:: Supplied records ::

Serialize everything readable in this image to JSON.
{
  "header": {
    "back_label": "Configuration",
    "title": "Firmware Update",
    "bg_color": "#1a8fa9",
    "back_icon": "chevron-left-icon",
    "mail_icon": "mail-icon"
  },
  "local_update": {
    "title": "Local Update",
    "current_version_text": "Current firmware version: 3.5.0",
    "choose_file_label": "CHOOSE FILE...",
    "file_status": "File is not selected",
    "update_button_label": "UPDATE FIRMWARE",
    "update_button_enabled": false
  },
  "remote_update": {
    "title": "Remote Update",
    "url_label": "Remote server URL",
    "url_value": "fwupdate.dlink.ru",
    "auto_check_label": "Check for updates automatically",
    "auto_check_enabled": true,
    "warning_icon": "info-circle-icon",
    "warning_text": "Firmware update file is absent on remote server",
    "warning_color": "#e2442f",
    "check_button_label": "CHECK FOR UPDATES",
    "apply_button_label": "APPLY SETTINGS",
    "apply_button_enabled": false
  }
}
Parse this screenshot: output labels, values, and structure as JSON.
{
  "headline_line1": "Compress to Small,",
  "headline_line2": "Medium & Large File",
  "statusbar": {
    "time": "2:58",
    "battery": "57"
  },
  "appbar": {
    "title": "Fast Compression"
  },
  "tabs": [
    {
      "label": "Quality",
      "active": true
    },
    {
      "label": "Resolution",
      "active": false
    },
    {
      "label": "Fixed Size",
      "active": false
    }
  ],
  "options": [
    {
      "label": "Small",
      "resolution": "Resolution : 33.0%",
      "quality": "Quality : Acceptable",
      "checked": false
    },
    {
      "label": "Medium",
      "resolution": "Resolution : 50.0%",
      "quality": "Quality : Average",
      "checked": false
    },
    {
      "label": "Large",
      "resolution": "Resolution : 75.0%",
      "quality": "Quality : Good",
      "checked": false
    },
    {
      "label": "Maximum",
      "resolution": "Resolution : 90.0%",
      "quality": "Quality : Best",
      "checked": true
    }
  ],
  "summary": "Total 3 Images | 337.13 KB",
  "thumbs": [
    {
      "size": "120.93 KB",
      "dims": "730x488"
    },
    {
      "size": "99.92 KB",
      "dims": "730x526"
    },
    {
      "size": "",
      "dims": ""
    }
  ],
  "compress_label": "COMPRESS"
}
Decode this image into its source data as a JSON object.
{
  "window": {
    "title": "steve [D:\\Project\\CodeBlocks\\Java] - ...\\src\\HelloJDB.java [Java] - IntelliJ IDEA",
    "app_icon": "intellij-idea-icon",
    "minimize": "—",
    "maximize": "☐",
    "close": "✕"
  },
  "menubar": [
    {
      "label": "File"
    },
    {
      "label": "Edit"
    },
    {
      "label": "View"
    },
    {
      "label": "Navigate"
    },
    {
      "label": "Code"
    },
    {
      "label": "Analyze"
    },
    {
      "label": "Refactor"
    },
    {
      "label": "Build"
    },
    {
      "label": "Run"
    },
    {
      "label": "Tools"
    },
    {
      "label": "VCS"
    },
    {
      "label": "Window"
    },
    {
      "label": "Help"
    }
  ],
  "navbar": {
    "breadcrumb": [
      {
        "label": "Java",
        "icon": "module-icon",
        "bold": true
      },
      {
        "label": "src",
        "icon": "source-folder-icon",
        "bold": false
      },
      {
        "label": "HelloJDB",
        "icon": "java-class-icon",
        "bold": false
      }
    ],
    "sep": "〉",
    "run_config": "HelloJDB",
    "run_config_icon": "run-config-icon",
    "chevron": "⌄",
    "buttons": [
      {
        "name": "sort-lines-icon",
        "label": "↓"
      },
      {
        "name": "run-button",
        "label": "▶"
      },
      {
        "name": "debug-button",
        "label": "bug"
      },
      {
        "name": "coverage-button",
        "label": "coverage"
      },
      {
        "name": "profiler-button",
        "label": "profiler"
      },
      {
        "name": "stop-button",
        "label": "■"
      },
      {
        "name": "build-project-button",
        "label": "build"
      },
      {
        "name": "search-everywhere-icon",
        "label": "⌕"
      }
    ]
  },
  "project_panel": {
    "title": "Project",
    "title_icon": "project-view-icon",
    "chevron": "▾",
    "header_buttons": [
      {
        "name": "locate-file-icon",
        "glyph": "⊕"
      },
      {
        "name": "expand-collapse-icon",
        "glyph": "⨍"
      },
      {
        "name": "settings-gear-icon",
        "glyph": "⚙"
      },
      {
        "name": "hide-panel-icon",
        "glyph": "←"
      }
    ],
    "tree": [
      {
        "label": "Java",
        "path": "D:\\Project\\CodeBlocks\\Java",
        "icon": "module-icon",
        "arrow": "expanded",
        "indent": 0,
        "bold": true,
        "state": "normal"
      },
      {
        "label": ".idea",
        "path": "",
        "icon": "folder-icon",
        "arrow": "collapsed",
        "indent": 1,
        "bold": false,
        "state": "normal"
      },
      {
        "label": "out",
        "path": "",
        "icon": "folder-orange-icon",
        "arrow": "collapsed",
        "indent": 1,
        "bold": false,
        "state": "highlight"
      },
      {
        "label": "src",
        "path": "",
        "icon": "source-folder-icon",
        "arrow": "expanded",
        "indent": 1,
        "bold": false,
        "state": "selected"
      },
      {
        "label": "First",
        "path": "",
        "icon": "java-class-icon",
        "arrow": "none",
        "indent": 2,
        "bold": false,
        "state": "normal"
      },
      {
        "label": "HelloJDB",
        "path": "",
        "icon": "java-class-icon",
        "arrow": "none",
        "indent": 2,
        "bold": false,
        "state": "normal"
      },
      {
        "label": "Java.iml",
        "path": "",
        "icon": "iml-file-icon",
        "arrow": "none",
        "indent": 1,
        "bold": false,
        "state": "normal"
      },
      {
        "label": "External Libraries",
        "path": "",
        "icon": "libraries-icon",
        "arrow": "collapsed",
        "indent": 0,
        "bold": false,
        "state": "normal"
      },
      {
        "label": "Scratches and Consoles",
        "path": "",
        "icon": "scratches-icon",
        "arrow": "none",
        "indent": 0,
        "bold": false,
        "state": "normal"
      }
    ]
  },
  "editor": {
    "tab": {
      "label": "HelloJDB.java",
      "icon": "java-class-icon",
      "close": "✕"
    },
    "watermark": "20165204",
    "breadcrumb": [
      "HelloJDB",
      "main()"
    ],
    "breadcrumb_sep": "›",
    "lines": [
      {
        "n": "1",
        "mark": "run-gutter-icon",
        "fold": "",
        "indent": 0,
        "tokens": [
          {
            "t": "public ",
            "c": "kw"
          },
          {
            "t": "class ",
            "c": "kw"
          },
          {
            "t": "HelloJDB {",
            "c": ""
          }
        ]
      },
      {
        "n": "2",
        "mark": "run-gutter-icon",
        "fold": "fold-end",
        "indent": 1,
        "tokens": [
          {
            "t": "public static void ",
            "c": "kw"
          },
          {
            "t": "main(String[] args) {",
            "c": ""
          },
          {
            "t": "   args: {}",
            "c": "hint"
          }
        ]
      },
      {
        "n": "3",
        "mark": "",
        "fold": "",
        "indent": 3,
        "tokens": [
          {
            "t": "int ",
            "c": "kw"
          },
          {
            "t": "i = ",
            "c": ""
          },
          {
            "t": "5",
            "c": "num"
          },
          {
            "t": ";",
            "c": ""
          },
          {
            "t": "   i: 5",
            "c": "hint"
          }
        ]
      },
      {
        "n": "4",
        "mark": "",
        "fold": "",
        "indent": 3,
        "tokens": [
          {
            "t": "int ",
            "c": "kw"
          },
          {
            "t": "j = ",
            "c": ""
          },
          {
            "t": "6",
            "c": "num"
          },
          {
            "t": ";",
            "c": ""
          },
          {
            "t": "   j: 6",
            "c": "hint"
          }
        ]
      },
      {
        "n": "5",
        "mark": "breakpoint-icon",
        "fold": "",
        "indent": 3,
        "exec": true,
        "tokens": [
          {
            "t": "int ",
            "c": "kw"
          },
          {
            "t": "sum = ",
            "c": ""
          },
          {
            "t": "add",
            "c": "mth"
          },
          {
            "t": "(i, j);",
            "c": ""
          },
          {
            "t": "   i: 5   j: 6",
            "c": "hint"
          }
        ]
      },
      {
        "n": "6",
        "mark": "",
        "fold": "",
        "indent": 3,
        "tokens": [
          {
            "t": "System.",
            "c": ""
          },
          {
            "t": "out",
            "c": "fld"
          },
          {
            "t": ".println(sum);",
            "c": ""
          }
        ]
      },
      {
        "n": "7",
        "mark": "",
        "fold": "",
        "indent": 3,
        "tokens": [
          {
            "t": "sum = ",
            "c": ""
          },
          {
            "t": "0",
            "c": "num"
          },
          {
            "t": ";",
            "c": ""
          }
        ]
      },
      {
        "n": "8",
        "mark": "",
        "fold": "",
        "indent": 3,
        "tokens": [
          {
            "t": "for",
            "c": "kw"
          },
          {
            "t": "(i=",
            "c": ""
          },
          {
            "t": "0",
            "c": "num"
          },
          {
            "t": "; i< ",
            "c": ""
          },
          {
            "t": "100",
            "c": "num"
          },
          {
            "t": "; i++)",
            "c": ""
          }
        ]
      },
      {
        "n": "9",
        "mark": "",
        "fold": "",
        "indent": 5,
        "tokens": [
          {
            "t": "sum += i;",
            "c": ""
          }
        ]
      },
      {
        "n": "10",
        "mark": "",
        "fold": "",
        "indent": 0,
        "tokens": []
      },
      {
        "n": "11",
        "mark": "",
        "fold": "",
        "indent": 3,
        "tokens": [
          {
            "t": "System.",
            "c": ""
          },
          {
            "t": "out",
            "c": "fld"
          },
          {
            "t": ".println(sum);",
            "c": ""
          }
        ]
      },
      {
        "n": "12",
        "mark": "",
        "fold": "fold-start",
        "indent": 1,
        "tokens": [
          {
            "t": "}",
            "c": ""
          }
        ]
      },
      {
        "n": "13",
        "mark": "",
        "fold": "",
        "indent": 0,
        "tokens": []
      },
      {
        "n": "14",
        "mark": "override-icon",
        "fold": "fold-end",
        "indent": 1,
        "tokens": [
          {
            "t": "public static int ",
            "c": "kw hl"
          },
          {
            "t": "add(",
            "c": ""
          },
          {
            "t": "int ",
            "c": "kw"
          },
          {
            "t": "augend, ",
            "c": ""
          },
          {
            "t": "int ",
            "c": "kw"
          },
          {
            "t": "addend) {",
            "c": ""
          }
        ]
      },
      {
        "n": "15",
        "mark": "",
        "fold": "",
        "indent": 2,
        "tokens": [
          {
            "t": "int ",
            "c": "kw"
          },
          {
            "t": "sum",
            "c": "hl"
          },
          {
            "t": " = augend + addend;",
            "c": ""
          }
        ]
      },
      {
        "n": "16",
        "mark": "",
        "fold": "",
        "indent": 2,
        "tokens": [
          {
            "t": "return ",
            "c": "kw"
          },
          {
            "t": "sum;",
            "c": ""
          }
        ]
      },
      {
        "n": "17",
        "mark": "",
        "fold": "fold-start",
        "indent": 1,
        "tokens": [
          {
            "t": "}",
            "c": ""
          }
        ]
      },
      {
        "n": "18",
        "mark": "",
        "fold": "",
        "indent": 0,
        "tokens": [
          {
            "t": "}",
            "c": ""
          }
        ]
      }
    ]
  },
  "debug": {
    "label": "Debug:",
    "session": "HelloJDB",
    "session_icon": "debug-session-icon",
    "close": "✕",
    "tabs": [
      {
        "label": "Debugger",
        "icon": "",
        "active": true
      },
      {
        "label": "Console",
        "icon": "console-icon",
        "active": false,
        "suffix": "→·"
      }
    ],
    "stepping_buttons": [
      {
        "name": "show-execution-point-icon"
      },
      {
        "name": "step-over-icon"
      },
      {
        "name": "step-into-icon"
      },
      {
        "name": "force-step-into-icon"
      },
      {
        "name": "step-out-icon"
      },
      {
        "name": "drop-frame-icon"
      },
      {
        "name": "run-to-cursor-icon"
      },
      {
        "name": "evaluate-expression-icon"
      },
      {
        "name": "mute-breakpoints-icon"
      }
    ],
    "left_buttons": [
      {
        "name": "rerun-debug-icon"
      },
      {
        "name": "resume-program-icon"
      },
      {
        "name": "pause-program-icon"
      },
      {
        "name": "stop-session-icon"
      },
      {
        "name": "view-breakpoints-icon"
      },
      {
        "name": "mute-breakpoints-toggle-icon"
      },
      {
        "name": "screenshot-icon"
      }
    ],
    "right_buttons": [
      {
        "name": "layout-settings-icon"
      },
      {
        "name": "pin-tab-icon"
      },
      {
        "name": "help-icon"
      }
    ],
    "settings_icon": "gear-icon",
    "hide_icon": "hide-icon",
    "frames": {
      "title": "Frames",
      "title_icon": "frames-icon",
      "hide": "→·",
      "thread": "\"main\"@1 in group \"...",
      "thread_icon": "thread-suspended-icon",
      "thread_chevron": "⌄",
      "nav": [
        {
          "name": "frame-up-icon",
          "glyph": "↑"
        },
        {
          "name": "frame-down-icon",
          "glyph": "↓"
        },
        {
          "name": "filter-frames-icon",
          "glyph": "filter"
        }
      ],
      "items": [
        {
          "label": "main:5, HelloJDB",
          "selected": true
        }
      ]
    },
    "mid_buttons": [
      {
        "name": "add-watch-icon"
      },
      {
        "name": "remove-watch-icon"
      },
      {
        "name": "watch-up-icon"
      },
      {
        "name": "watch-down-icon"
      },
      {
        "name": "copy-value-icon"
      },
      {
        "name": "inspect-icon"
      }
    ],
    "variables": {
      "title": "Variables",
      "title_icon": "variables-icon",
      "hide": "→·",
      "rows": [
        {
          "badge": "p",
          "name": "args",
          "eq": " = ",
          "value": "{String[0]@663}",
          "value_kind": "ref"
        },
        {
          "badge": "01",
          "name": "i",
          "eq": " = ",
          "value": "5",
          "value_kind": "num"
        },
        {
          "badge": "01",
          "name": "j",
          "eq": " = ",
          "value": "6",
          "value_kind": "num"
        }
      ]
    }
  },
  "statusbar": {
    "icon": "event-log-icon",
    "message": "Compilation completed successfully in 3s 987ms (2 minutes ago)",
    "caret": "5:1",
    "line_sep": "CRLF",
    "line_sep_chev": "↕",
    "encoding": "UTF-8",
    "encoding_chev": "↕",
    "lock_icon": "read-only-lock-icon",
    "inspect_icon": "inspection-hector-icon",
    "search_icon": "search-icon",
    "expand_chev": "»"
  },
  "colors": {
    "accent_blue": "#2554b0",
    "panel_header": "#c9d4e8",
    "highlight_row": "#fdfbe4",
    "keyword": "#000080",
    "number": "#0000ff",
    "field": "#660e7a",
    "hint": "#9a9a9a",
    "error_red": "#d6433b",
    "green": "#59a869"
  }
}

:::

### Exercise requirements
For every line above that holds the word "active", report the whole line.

### Solution
      "active": true
      "active": false
      "active": false
        "active": true
        "active": false,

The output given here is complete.